* _Task brief_
Go over the records and count each line that has the string "Wait". Give the number and nothing else.

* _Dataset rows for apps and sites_

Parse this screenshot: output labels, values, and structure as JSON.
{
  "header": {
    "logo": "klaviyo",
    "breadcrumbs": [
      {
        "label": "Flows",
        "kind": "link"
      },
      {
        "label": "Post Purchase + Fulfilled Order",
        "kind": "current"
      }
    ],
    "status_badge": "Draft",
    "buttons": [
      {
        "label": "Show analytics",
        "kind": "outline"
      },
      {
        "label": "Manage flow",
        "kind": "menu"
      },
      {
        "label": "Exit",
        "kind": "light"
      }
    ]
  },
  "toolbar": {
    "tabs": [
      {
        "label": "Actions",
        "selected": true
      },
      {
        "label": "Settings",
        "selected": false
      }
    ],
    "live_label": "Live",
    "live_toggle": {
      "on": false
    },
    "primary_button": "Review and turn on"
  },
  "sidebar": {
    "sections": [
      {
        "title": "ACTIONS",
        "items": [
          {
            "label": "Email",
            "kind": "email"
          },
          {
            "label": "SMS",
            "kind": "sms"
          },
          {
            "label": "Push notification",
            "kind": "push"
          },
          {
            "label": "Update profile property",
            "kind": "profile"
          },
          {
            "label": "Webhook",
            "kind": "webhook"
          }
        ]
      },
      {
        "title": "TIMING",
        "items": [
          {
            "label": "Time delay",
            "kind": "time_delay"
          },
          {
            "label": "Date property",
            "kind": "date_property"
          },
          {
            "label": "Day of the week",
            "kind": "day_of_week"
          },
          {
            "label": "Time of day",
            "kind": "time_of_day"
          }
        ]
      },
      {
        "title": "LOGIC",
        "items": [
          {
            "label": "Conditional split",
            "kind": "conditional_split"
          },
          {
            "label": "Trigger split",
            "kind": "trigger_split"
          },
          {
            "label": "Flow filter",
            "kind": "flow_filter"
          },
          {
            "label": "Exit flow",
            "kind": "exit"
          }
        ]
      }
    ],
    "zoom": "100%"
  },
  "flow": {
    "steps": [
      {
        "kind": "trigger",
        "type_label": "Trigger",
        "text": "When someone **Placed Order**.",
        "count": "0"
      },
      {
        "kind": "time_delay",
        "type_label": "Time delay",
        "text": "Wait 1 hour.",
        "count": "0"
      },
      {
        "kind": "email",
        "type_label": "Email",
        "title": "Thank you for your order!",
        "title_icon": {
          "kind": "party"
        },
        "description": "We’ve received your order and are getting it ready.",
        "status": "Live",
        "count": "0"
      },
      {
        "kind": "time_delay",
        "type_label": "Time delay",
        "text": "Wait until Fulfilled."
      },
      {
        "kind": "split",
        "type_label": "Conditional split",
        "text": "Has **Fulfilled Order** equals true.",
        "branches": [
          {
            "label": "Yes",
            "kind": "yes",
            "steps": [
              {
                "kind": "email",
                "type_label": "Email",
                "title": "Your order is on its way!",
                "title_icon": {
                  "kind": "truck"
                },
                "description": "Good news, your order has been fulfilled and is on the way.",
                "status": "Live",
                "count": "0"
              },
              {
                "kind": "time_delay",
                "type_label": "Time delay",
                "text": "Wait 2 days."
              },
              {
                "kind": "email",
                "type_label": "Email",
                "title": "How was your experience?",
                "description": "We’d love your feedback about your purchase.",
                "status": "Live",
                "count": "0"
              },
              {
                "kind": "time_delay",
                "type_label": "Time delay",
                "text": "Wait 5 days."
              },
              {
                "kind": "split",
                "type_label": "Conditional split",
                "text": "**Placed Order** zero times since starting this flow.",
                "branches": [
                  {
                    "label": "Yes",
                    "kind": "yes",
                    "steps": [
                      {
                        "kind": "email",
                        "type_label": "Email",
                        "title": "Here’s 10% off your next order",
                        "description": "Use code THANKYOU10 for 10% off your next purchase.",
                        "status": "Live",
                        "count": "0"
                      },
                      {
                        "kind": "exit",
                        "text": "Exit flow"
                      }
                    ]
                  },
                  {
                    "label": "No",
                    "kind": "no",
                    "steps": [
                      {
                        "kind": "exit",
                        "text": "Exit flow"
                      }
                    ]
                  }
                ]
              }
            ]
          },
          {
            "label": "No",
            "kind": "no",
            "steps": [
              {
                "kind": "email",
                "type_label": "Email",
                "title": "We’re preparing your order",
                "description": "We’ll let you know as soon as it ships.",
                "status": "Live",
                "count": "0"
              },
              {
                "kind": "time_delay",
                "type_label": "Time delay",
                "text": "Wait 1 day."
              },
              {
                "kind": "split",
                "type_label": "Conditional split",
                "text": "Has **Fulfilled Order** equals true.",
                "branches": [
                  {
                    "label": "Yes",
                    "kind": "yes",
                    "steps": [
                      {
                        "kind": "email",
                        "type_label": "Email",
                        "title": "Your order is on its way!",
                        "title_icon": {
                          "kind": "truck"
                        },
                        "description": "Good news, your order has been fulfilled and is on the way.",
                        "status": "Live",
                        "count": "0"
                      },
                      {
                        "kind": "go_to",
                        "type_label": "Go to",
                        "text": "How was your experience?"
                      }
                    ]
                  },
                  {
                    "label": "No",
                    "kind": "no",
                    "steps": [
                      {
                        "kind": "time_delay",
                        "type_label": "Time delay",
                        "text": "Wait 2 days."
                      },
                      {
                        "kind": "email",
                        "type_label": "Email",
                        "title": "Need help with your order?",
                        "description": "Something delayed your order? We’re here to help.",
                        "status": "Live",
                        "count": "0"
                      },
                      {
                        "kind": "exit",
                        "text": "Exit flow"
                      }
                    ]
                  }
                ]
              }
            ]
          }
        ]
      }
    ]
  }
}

* _Reply to the exercise_
6